For this exercise, print the records below verbatim.
== Segment start ==
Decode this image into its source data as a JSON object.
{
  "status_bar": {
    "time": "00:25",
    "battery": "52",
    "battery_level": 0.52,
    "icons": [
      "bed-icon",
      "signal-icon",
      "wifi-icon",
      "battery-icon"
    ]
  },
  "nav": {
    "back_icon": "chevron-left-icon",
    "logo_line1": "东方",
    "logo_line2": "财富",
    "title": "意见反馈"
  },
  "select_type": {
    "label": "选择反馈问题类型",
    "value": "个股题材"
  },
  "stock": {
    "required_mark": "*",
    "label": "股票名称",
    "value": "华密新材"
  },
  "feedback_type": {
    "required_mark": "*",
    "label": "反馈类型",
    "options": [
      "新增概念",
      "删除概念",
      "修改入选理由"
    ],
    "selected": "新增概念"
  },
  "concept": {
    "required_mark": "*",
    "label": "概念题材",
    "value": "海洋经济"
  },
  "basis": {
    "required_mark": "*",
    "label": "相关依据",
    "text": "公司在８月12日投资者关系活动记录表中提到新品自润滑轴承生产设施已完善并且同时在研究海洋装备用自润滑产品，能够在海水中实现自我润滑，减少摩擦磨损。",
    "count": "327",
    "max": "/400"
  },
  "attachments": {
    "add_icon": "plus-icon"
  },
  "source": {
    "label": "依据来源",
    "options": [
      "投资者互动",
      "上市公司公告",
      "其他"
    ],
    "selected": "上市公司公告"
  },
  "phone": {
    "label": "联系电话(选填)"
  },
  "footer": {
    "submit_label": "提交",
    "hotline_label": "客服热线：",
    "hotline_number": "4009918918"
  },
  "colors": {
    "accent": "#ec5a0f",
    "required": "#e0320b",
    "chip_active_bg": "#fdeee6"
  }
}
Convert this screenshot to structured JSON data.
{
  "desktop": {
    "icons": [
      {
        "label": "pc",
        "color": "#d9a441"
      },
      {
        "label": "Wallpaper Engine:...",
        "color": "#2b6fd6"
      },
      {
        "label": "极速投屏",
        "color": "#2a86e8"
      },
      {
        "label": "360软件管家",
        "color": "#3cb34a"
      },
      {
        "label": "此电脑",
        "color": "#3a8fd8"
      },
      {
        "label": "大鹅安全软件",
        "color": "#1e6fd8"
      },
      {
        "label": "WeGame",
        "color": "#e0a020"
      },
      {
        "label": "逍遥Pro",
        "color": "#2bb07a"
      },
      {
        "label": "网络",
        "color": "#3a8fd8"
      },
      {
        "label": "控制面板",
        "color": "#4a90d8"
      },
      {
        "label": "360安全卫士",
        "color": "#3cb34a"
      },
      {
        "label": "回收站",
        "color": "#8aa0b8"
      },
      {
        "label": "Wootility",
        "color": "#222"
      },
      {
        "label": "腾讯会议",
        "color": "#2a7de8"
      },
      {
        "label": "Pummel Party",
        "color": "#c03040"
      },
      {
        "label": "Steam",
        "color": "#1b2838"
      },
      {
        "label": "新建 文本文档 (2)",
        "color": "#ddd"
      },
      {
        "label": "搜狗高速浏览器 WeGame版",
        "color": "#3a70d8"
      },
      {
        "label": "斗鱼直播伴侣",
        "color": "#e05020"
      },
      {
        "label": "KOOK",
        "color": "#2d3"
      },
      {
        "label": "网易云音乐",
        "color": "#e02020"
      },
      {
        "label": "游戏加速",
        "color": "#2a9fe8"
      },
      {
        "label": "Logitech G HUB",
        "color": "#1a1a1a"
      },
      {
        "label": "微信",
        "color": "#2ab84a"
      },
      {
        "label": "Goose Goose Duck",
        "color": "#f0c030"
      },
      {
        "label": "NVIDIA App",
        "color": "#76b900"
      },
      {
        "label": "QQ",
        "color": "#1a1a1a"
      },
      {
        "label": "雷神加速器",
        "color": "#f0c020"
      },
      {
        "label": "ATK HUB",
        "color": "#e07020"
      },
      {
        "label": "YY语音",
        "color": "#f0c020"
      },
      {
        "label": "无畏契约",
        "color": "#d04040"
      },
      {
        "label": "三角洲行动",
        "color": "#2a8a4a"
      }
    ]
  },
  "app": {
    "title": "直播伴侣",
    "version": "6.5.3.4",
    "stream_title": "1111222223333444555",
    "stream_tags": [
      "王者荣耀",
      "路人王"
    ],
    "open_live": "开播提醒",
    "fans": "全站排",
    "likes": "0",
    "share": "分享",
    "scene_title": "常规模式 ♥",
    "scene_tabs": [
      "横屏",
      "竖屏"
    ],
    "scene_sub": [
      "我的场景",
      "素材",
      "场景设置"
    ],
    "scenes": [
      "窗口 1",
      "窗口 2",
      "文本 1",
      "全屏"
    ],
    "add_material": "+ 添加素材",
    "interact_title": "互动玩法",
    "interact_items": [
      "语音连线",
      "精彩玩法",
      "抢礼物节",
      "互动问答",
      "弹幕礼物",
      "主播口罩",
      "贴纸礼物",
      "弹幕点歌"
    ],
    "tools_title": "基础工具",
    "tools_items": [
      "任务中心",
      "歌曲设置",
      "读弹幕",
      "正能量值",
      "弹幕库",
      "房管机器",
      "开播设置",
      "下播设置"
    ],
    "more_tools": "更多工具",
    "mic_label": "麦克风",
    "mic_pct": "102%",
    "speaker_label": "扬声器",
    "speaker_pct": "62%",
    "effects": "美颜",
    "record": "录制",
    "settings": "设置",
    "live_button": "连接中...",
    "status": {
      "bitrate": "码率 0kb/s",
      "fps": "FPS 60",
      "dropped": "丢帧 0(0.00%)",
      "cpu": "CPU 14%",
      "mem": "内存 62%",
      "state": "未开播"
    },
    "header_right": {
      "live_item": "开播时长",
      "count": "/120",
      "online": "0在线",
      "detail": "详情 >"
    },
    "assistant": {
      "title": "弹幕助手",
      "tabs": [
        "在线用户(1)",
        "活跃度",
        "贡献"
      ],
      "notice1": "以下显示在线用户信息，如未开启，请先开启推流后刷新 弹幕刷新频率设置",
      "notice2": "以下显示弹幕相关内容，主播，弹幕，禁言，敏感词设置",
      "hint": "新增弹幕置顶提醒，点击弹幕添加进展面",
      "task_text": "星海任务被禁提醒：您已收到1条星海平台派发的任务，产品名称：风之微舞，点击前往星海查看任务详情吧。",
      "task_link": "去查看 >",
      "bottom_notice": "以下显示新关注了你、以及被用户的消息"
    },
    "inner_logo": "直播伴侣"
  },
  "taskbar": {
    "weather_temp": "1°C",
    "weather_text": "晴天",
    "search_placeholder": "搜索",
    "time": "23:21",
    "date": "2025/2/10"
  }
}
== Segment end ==
- **Response box**
Decode this image into its source data as a JSON object.
{
  "status_bar": {
    "time": "00:25",
    "battery": "52",
    "battery_level": 0.52,
    "icons": [
      "bed-icon",
      "signal-icon",
      "wifi-icon",
      "battery-icon"
    ]
  },
  "nav": {
    "back_icon": "chevron-left-icon",
    "logo_line1": "东方",
    "logo_line2": "财富",
    "title": "意见反馈"
  },
  "select_type": {
    "label": "选择反馈问题类型",
    "value": "个股题材"
  },
  "stock": {
    "required_mark": "*",
    "label": "股票名称",
    "value": "华密新材"
  },
  "feedback_type": {
    "required_mark": "*",
    "label": "反馈类型",
    "options": [
      "新增概念",
      "删除概念",
      "修改入选理由"
    ],
    "selected": "新增概念"
  },
  "concept": {
    "required_mark": "*",
    "label": "概念题材",
    "value": "海洋经济"
  },
  "basis": {
    "required_mark": "*",
    "label": "相关依据",
    "text": "公司在８月12日投资者关系活动记录表中提到新品自润滑轴承生产设施已完善并且同时在研究海洋装备用自润滑产品，能够在海水中实现自我润滑，减少摩擦磨损。",
    "count": "327",
    "max": "/400"
  },
  "attachments": {
    "add_icon": "plus-icon"
  },
  "source": {
    "label": "依据来源",
    "options": [
      "投资者互动",
      "上市公司公告",
      "其他"
    ],
    "selected": "上市公司公告"
  },
  "phone": {
    "label": "联系电话(选填)"
  },
  "footer": {
    "submit_label": "提交",
    "hotline_label": "客服热线：",
    "hotline_number": "4009918918"
  },
  "colors": {
    "accent": "#ec5a0f",
    "required": "#e0320b",
    "chip_active_bg": "#fdeee6"
  }
}
Convert this screenshot to structured JSON data.
{
  "desktop": {
    "icons": [
      {
        "label": "pc",
        "color": "#d9a441"
      },
      {
        "label": "Wallpaper Engine:...",
        "color": "#2b6fd6"
      },
      {
        "label": "极速投屏",
        "color": "#2a86e8"
      },
      {
        "label": "360软件管家",
        "color": "#3cb34a"
      },
      {
        "label": "此电脑",
        "color": "#3a8fd8"
      },
      {
        "label": "大鹅安全软件",
        "color": "#1e6fd8"
      },
      {
        "label": "WeGame",
        "color": "#e0a020"
      },
      {
        "label": "逍遥Pro",
        "color": "#2bb07a"
      },
      {
        "label": "网络",
        "color": "#3a8fd8"
      },
      {
        "label": "控制面板",
        "color": "#4a90d8"
      },
      {
        "label": "360安全卫士",
        "color": "#3cb34a"
      },
      {
        "label": "回收站",
        "color": "#8aa0b8"
      },
      {
        "label": "Wootility",
        "color": "#222"
      },
      {
        "label": "腾讯会议",
        "color": "#2a7de8"
      },
      {
        "label": "Pummel Party",
        "color": "#c03040"
      },
      {
        "label": "Steam",
        "color": "#1b2838"
      },
      {
        "label": "新建 文本文档 (2)",
        "color": "#ddd"
      },
      {
        "label": "搜狗高速浏览器 WeGame版",
        "color": "#3a70d8"
      },
      {
        "label": "斗鱼直播伴侣",
        "color": "#e05020"
      },
      {
        "label": "KOOK",
        "color": "#2d3"
      },
      {
        "label": "网易云音乐",
        "color": "#e02020"
      },
      {
        "label": "游戏加速",
        "color": "#2a9fe8"
      },
      {
        "label": "Logitech G HUB",
        "color": "#1a1a1a"
      },
      {
        "label": "微信",
        "color": "#2ab84a"
      },
      {
        "label": "Goose Goose Duck",
        "color": "#f0c030"
      },
      {
        "label": "NVIDIA App",
        "color": "#76b900"
      },
      {
        "label": "QQ",
        "color": "#1a1a1a"
      },
      {
        "label": "雷神加速器",
        "color": "#f0c020"
      },
      {
        "label": "ATK HUB",
        "color": "#e07020"
      },
      {
        "label": "YY语音",
        "color": "#f0c020"
      },
      {
        "label": "无畏契约",
        "color": "#d04040"
      },
      {
        "label": "三角洲行动",
        "color": "#2a8a4a"
      }
    ]
  },
  "app": {
    "title": "直播伴侣",
    "version": "6.5.3.4",
    "stream_title": "1111222223333444555",
    "stream_tags": [
      "王者荣耀",
      "路人王"
    ],
    "open_live": "开播提醒",
    "fans": "全站排",
    "likes": "0",
    "share": "分享",
    "scene_title": "常规模式 ♥",
    "scene_tabs": [
      "横屏",
      "竖屏"
    ],
    "scene_sub": [
      "我的场景",
      "素材",
      "场景设置"
    ],
    "scenes": [
      "窗口 1",
      "窗口 2",
      "文本 1",
      "全屏"
    ],
    "add_material": "+ 添加素材",
    "interact_title": "互动玩法",
    "interact_items": [
      "语音连线",
      "精彩玩法",
      "抢礼物节",
      "互动问答",
      "弹幕礼物",
      "主播口罩",
      "贴纸礼物",
      "弹幕点歌"
    ],
    "tools_title": "基础工具",
    "tools_items": [
      "任务中心",
      "歌曲设置",
      "读弹幕",
      "正能量值",
      "弹幕库",
      "房管机器",
      "开播设置",
      "下播设置"
    ],
    "more_tools": "更多工具",
    "mic_label": "麦克风",
    "mic_pct": "102%",
    "speaker_label": "扬声器",
    "speaker_pct": "62%",
    "effects": "美颜",
    "record": "录制",
    "settings": "设置",
    "live_button": "连接中...",
    "status": {
      "bitrate": "码率 0kb/s",
      "fps": "FPS 60",
      "dropped": "丢帧 0(0.00%)",
      "cpu": "CPU 14%",
      "mem": "内存 62%",
      "state": "未开播"
    },
    "header_right": {
      "live_item": "开播时长",
      "count": "/120",
      "online": "0在线",
      "detail": "详情 >"
    },
    "assistant": {
      "title": "弹幕助手",
      "tabs": [
        "在线用户(1)",
        "活跃度",
        "贡献"
      ],
      "notice1": "以下显示在线用户信息，如未开启，请先开启推流后刷新 弹幕刷新频率设置",
      "notice2": "以下显示弹幕相关内容，主播，弹幕，禁言，敏感词设置",
      "hint": "新增弹幕置顶提醒，点击弹幕添加进展面",
      "task_text": "星海任务被禁提醒：您已收到1条星海平台派发的任务，产品名称：风之微舞，点击前往星海查看任务详情吧。",
      "task_link": "去查看 >",
      "bottom_notice": "以下显示新关注了你、以及被用户的消息"
    },
    "inner_logo": "直播伴侣"
  },
  "taskbar": {
    "weather_temp": "1°C",
    "weather_text": "晴天",
    "search_placeholder": "搜索",
    "time": "23:21",
    "date": "2025/2/10"
  }
}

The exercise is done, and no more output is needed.